• [Exercise description]
Copy every line in the records below that contains the word "avatar".

• [Supplied records]
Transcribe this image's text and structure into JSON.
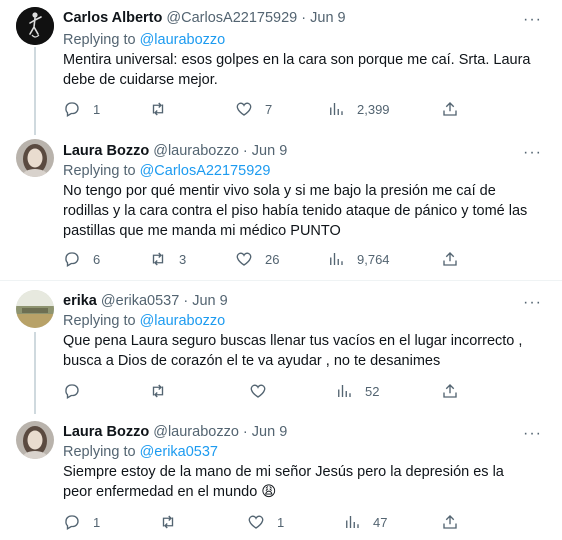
{
  "tweets": [
    {
      "name": "Carlos Alberto",
      "handle": "@CarlosA22175929",
      "separator": "·",
      "date": "Jun 9",
      "replying_prefix": "Replying to",
      "replying_to": "@laurabozzo",
      "text": "Mentira universal: esos golpes en la cara son porque me caí. Srta. Laura debe de cuidarse mejor.",
      "replies": "1",
      "retweets": "",
      "likes": "7",
      "views": "2,399",
      "avatar": "dancer-silhouette-avatar"
    },
    {
      "name": "Laura Bozzo",
      "handle": "@laurabozzo",
      "separator": "·",
      "date": "Jun 9",
      "replying_prefix": "Replying to",
      "replying_to": "@CarlosA22175929",
      "text": "No tengo por qué mentir vivo sola y si me bajo la presión me caí de rodillas y la cara contra el piso había tenido ataque de pánico y tomé las pastillas que me manda mi médico PUNTO",
      "replies": "6",
      "retweets": "3",
      "likes": "26",
      "views": "9,764",
      "avatar": "woman-portrait-avatar"
    },
    {
      "name": "erika",
      "handle": "@erika0537",
      "separator": "·",
      "date": "Jun 9",
      "replying_prefix": "Replying to",
      "replying_to": "@laurabozzo",
      "text": "Que pena Laura seguro buscas llenar tus vacíos en el lugar incorrecto , busca a Dios de corazón el te va ayudar , no te desanimes",
      "replies": "",
      "retweets": "",
      "likes": "",
      "views": "52",
      "avatar": "landscape-photo-avatar"
    },
    {
      "name": "Laura Bozzo",
      "handle": "@laurabozzo",
      "separator": "·",
      "date": "Jun 9",
      "replying_prefix": "Replying to",
      "replying_to": "@erika0537",
      "text": "Siempre estoy de la mano de mi señor Jesús pero la depresión es la peor enfermedad en el mundo 😩",
      "replies": "1",
      "retweets": "",
      "likes": "1",
      "views": "47",
      "avatar": "woman-portrait-avatar"
    }
  ],
  "colors": {
    "text": "#0f1419",
    "secondary": "#536471",
    "link": "#1d9bf0",
    "thread_line": "#cfd9de",
    "divider": "#eff3f4"
  },
  "icons": {
    "reply": "speech-bubble-icon",
    "retweet": "retweet-arrows-icon",
    "like": "heart-icon",
    "views": "bar-chart-icon",
    "share": "share-upload-icon",
    "more": "more-dots-icon"
  }
}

• [Answer section]
      "avatar": "dancer-silhouette-avatar"
      "avatar": "woman-portrait-avatar"
      "avatar": "landscape-photo-avatar"
      "avatar": "woman-portrait-avatar"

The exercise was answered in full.